*Instructions for the task:* Work out how many lines in the listing below carry the word "image". Give that number alone.

*Records to use:*
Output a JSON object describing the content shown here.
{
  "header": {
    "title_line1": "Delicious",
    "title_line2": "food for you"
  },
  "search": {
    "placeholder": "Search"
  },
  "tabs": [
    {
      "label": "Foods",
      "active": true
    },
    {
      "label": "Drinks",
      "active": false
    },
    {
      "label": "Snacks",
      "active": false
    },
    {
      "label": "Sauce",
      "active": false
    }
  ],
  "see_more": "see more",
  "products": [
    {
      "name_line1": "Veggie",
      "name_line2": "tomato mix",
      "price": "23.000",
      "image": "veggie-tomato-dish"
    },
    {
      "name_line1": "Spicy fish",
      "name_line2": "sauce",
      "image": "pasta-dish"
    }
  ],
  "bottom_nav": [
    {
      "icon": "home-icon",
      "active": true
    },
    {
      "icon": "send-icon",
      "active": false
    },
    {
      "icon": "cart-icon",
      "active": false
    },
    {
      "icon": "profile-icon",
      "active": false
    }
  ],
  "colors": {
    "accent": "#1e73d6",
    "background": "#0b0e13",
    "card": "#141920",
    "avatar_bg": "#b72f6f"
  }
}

*Answer to this task:* 2